▶ _TASK BRIEF_:
Take the entries below and retype them exactly.

--- PROVIDED RECORDS ---

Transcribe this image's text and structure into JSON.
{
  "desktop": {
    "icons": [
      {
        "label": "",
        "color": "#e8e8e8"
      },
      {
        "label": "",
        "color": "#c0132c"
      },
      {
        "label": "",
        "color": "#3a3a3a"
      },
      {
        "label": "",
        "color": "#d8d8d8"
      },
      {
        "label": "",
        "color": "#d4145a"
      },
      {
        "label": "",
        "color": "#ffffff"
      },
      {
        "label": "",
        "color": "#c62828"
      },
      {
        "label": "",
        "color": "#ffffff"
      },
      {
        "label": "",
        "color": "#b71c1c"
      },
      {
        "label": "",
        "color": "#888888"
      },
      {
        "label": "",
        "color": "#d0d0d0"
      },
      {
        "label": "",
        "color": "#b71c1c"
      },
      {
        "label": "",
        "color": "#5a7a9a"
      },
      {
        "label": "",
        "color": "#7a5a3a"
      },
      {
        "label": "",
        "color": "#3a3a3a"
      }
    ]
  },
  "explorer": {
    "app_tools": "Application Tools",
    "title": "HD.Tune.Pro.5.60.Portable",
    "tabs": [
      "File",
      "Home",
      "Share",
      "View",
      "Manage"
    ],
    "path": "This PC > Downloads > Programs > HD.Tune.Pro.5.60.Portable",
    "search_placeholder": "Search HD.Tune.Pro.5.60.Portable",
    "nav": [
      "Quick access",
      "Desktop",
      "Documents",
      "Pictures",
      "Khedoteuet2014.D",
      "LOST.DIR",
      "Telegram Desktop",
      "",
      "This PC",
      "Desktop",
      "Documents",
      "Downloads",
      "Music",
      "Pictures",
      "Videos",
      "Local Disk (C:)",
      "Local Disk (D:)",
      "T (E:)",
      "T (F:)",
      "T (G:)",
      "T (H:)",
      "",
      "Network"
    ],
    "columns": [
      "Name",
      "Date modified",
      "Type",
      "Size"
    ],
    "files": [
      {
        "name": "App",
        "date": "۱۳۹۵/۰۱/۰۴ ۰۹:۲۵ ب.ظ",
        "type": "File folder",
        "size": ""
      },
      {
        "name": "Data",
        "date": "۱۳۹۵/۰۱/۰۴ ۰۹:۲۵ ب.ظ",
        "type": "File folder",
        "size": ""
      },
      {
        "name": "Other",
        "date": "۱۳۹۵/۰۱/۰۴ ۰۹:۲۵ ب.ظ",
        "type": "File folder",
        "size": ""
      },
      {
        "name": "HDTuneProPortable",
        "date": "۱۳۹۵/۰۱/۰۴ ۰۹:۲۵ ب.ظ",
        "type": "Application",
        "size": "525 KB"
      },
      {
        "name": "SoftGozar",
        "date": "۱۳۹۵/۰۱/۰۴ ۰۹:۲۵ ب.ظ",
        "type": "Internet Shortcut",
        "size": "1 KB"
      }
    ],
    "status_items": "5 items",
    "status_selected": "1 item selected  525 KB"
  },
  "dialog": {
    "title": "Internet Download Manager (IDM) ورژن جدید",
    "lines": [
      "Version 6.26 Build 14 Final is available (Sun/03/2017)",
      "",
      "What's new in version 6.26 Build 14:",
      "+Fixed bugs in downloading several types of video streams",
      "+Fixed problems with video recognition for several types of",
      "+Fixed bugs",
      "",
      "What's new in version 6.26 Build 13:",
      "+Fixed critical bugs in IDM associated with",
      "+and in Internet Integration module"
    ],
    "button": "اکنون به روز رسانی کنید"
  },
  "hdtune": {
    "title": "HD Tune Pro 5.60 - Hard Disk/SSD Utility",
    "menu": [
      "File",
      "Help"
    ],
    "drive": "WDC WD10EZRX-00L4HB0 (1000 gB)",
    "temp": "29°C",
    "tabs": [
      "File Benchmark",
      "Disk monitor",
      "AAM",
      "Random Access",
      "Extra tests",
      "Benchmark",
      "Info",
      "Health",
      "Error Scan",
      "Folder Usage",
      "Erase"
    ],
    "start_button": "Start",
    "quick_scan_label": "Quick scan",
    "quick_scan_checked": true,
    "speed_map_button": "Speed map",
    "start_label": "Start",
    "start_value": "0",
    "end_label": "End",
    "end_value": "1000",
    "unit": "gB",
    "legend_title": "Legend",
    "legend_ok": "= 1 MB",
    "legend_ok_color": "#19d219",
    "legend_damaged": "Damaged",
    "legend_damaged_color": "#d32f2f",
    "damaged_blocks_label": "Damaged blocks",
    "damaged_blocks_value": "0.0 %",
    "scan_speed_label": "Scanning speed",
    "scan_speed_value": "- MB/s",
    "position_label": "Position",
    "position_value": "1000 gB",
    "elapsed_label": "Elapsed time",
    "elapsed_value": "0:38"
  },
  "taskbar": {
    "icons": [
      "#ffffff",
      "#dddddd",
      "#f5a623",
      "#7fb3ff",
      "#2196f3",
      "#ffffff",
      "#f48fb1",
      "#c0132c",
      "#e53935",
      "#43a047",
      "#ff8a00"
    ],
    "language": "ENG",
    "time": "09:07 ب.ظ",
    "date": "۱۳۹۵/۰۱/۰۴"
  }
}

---

▶ _OUTPUT FOR THIS TASK_:
Transcribe this image's text and structure into JSON.
{
  "desktop": {
    "icons": [
      {
        "label": "",
        "color": "#e8e8e8"
      },
      {
        "label": "",
        "color": "#c0132c"
      },
      {
        "label": "",
        "color": "#3a3a3a"
      },
      {
        "label": "",
        "color": "#d8d8d8"
      },
      {
        "label": "",
        "color": "#d4145a"
      },
      {
        "label": "",
        "color": "#ffffff"
      },
      {
        "label": "",
        "color": "#c62828"
      },
      {
        "label": "",
        "color": "#ffffff"
      },
      {
        "label": "",
        "color": "#b71c1c"
      },
      {
        "label": "",
        "color": "#888888"
      },
      {
        "label": "",
        "color": "#d0d0d0"
      },
      {
        "label": "",
        "color": "#b71c1c"
      },
      {
        "label": "",
        "color": "#5a7a9a"
      },
      {
        "label": "",
        "color": "#7a5a3a"
      },
      {
        "label": "",
        "color": "#3a3a3a"
      }
    ]
  },
  "explorer": {
    "app_tools": "Application Tools",
    "title": "HD.Tune.Pro.5.60.Portable",
    "tabs": [
      "File",
      "Home",
      "Share",
      "View",
      "Manage"
    ],
    "path": "This PC > Downloads > Programs > HD.Tune.Pro.5.60.Portable",
    "search_placeholder": "Search HD.Tune.Pro.5.60.Portable",
    "nav": [
      "Quick access",
      "Desktop",
      "Documents",
      "Pictures",
      "Khedoteuet2014.D",
      "LOST.DIR",
      "Telegram Desktop",
      "",
      "This PC",
      "Desktop",
      "Documents",
      "Downloads",
      "Music",
      "Pictures",
      "Videos",
      "Local Disk (C:)",
      "Local Disk (D:)",
      "T (E:)",
      "T (F:)",
      "T (G:)",
      "T (H:)",
      "",
      "Network"
    ],
    "columns": [
      "Name",
      "Date modified",
      "Type",
      "Size"
    ],
    "files": [
      {
        "name": "App",
        "date": "۱۳۹۵/۰۱/۰۴ ۰۹:۲۵ ب.ظ",
        "type": "File folder",
        "size": ""
      },
      {
        "name": "Data",
        "date": "۱۳۹۵/۰۱/۰۴ ۰۹:۲۵ ب.ظ",
        "type": "File folder",
        "size": ""
      },
      {
        "name": "Other",
        "date": "۱۳۹۵/۰۱/۰۴ ۰۹:۲۵ ب.ظ",
        "type": "File folder",
        "size": ""
      },
      {
        "name": "HDTuneProPortable",
        "date": "۱۳۹۵/۰۱/۰۴ ۰۹:۲۵ ب.ظ",
        "type": "Application",
        "size": "525 KB"
      },
      {
        "name": "SoftGozar",
        "date": "۱۳۹۵/۰۱/۰۴ ۰۹:۲۵ ب.ظ",
        "type": "Internet Shortcut",
        "size": "1 KB"
      }
    ],
    "status_items": "5 items",
    "status_selected": "1 item selected  525 KB"
  },
  "dialog": {
    "title": "Internet Download Manager (IDM) ورژن جدید",
    "lines": [
      "Version 6.26 Build 14 Final is available (Sun/03/2017)",
      "",
      "What's new in version 6.26 Build 14:",
      "+Fixed bugs in downloading several types of video streams",
      "+Fixed problems with video recognition for several types of",
      "+Fixed bugs",
      "",
      "What's new in version 6.26 Build 13:",
      "+Fixed critical bugs in IDM associated with",
      "+and in Internet Integration module"
    ],
    "button": "اکنون به روز رسانی کنید"
  },
  "hdtune": {
    "title": "HD Tune Pro 5.60 - Hard Disk/SSD Utility",
    "menu": [
      "File",
      "Help"
    ],
    "drive": "WDC WD10EZRX-00L4HB0 (1000 gB)",
    "temp": "29°C",
    "tabs": [
      "File Benchmark",
      "Disk monitor",
      "AAM",
      "Random Access",
      "Extra tests",
      "Benchmark",
      "Info",
      "Health",
      "Error Scan",
      "Folder Usage",
      "Erase"
    ],
    "start_button": "Start",
    "quick_scan_label": "Quick scan",
    "quick_scan_checked": true,
    "speed_map_button": "Speed map",
    "start_label": "Start",
    "start_value": "0",
    "end_label": "End",
    "end_value": "1000",
    "unit": "gB",
    "legend_title": "Legend",
    "legend_ok": "= 1 MB",
    "legend_ok_color": "#19d219",
    "legend_damaged": "Damaged",
    "legend_damaged_color": "#d32f2f",
    "damaged_blocks_label": "Damaged blocks",
    "damaged_blocks_value": "0.0 %",
    "scan_speed_label": "Scanning speed",
    "scan_speed_value": "- MB/s",
    "position_label": "Position",
    "position_value": "1000 gB",
    "elapsed_label": "Elapsed time",
    "elapsed_value": "0:38"
  },
  "taskbar": {
    "icons": [
      "#ffffff",
      "#dddddd",
      "#f5a623",
      "#7fb3ff",
      "#2196f3",
      "#ffffff",
      "#f48fb1",
      "#c0132c",
      "#e53935",
      "#43a047",
      "#ff8a00"
    ],
    "language": "ENG",
    "time": "09:07 ب.ظ",
    "date": "۱۳۹۵/۰۱/۰۴"
  }
}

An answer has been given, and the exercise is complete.